Out of these experiences, several conclusions can be drawn:

  • Assessments should be driven by region and country priorities in order to determine which health impacts are considered. No single set of guidelines covers all health and institutional situations.

  • HIA is a policy tool, therefore the actual process of conducting assessments, particularly the involvement of stakeholders, is very important.

  • Assessments should set an agenda for future research. Nearly all the assessments done to date have identified research gaps, and they often specify detailed research questions.

  • Assessment should be linked to follow-up activities such as monitoring and updated reports.
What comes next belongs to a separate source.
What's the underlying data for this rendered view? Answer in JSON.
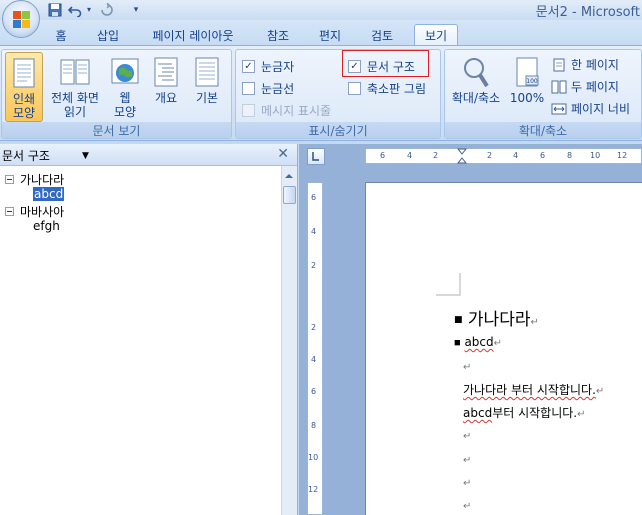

The development of formal guidelines for the national assessment of health impacts will improve methods used, will achieve some standardization, and will facilitate the development of relevant indicators. Health Canada has prepared an initial framework (6), proposing that there are three distinct phases to the assessment task:

  1. Scoping: to identify the climate change problem (concerns of vulnerable groups) and its context, describe the current situation (health burdens and risks) and identify key partners and issues for the assessment.

  2. Assessment: estimations of future impacts and adaptive capacity, and evaluation of adaptation plans, policies and programmes.

  3. Risk management: actions to minimize the impacts on health, including follow-up assessments.

This type of health impact assessment, in relation to large-scale climatic-environmental changes, requires guidelines that accord with the mainstream HIA framework of WHO and other international agencies. Achieving this would help to move the climate change policy discussion beyond the environmental impact domain and into the social and public health impacts arenas. Currently, in most countries, sector differentiation and the associated policy environment neither facilitates nor fosters intersectoral collaboration. Within the health sector, resources are allocated primarily in relation to dealing with existing problems, taking some account of the relative burden of disease.

A major shortcoming of many climate change health impact assessments has been the superficial treatment of the population’s adaptive capacities and policy options. Strategies to enhance population adaptation should promote measures that are not only appropriate for current conditions, but which also build the capacity to identify and respond to unexpected future stresses/hazards. The restoration and improvement of general public health infrastructure will reduce population vulnerability to the health impacts of climate change. In the longer-term, and more fundamentally, improvements in the social and material conditions of life and the reduction of inequalities within and between populations are required for sustained reduction in vulnerability to global environmental change.


  1. WHO Health impact assessment as a tool for intersectoral health policy. WHO European Centre for Environment and Health/European Centre for Health Policy, 1999.

  2. Parry, M.L. & Carter, T. Climate impact and adaptation assessment. London, UK, EarthScan, 1998.

  3. Patz, al. The potential health impacts of climate variability and change for the United States: executive summary of the report of the health sector of the US National Assessment. Environ Health Perspect 108: 367-376 (2000).

  4. Dept of Health (UK) Health Effects of Climate Change in the UK. London: DoH 2002.

  5. OCHA. UNDAC Mission Report Fiji Drought. UN Office for Co-ordination of Humanitarian Affairs,1998.

  6. Health Canada. National Health Impact and Adaptation Assessment Framework and Tools. Ottawa: Climate Change and Health Office, Health Canada, 2002.

Pdf download files

- National assessments of health impacts of climate change [pdf 102kb]
- Pdf files for other chapters and for the complete summary

Climate change and human health - risks and responses. Summary.: 1,2,3,4,5,6,7,8,9,10,11,12,13,14,15 | Next page


- Information, capacity building and research
- United Nations Framework Convention on Climate Change
- Climate publications
- Climate links
[an error occurred while processing this directive]